But to him each familiar object was bound by a thousand memories. And it was the loss of these which could never be replaced that cut him to the quick. Meanwhile this was the kind of thing he had to listen to. "'Ere now, ladies and gents, we 'ave a very fine pier glass a very chaste and tasty pier glass indeed a red addition to any lady's drawin'room. Mrs. Rupp? Do I understand you aright, Mrs.

Amidst the tears which their pains drew from them, the exasperated and howling sick began to chant the "Ave maris Stella" with a growing clamour in which lamentation finally turned into cries of hope. Marie had again taken Pierre's hand between her little feverish fingers. "Oh, mon Dieu!" said she, "to think that poor man is dead, and I feared so much that it was I who would die before arriving.

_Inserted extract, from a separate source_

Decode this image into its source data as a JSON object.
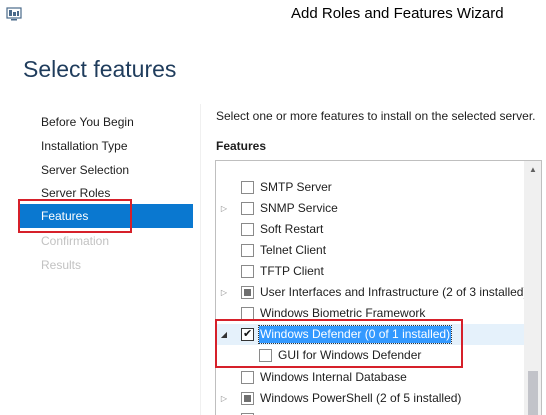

"I never see'im looking so fat and well. By rights he oughtn't to 'ave the same share as wot we're going to 'ave; he ain't doing none of the work."

"The on'y thing I can see," says the boy, one day, "is for Bill to 'ave a touch of sunstroke as 'e's leaving the wheel one day, tumble 'ead-first down the companion-way, and injure 'isself so severely that 'e can't be moved. Then they'll put 'im in a cabin down aft, and p'raps I'll 'ave to go and nurse 'im. Anyway, he'll be down there." "It's a very good idea, Bill," I says.

"What 'ave you got to say for yourself for running away and then writing them letters, telling me to get rid of my relations?" "That's a long time ago, Julia," ses Dixon, raising the flap in the counter and going into the bar. "I've gone through a great deal o' suffering since then.

A string band, hidden in the orchestra under a roof of palms, played the first bars of her dance, and then stopped short and waited solemnly. She still stood, glass in hand. "It is my birthday. God and I alone know which one. I drink to myself. I wish myself good luck. Vive myself. Vive Gyp Labelle and all who 'ave loved 'er and love 'er and shall love 'er!"

It was ten to one that Silver Braid would turn it up, or that the boy wouldn't 'ave the strength to ride out so close a finish as it was bound to be. I thought then of the way you used to take him along from Portslade, and I'd have given something to've put a pound or two of flesh into his thighs and arms. The Tinman was riding splendid, getting every ounce and something more out of Bullfinch.

"Wh-a-t!" he stammered. "Mary Ann leaving you?" "Well, you don't suppose," replied Mrs. Leadbatter angrily, "as I can keep a gel in my kitchen as is a-goin' to 'ave 'er own nors-end-kerridge!" "Her own horse and carriage!" repeated Lancelot, utterly dazed. "What ever are you talking about?" "Well there's the letter!" exclaimed Mrs. Leadbatter indignantly. "See for yourself if you don't believe me.

It's plain that 'er ladyship 'as set 'er face against that. And, wot's more, they can't 'ave much to try 'im on, or they'd 'ave to do it, in spite o' wot she said," said John Pittaway in yet more disagreeable accents. William Roper was very angry. This was not to be borne. Indeed, if John Pittaway were right, and there was to be no trial, where was his dramatic and impressive appearance at it?